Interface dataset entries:
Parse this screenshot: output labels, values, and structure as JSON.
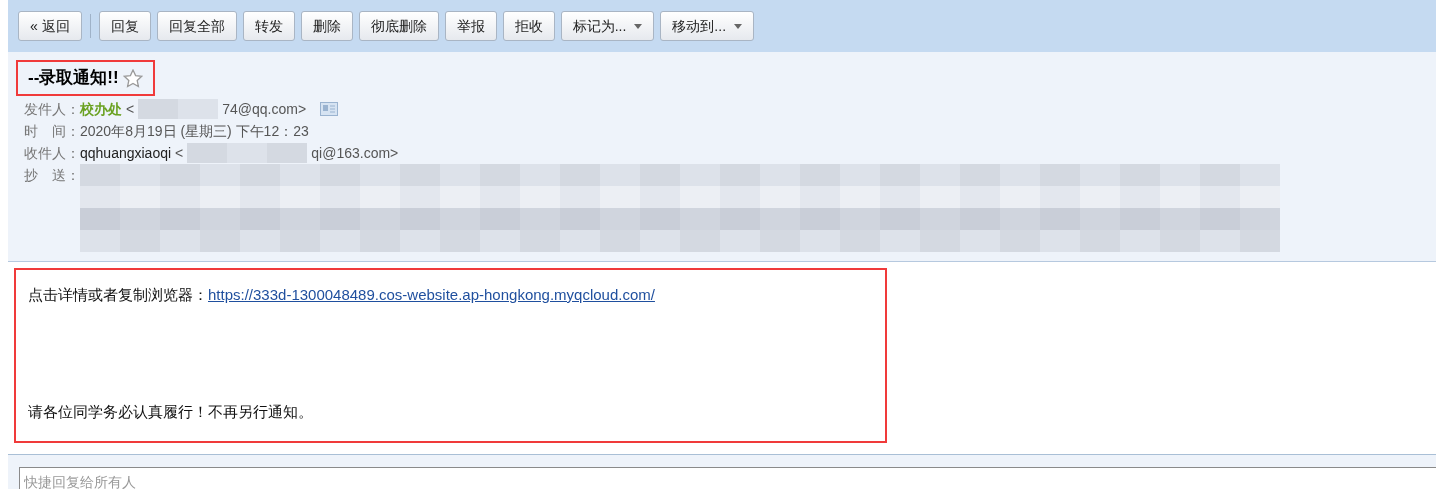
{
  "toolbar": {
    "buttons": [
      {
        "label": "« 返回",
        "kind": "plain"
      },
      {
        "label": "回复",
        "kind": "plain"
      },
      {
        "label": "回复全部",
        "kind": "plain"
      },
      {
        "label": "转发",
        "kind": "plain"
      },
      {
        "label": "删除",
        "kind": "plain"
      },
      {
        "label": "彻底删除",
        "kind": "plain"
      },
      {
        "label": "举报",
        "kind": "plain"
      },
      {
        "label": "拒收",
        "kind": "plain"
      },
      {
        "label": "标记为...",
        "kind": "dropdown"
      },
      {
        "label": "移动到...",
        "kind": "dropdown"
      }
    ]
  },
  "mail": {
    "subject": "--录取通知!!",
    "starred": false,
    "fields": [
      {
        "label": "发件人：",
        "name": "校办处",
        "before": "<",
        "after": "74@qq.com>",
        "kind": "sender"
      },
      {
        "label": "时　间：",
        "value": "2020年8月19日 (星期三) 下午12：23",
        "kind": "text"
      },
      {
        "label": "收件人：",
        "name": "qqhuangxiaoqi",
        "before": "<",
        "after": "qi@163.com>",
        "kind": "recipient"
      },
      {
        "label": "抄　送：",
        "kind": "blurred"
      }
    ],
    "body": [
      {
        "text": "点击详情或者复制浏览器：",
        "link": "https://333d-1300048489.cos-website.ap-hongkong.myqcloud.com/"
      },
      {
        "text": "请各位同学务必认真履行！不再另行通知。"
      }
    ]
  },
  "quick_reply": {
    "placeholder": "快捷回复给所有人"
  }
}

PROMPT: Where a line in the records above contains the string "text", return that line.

EXERCISE RESULT:
        "kind": "text"
        "text": "点击详情或者复制浏览器：",
        "text": "请各位同学务必认真履行！不再另行通知。"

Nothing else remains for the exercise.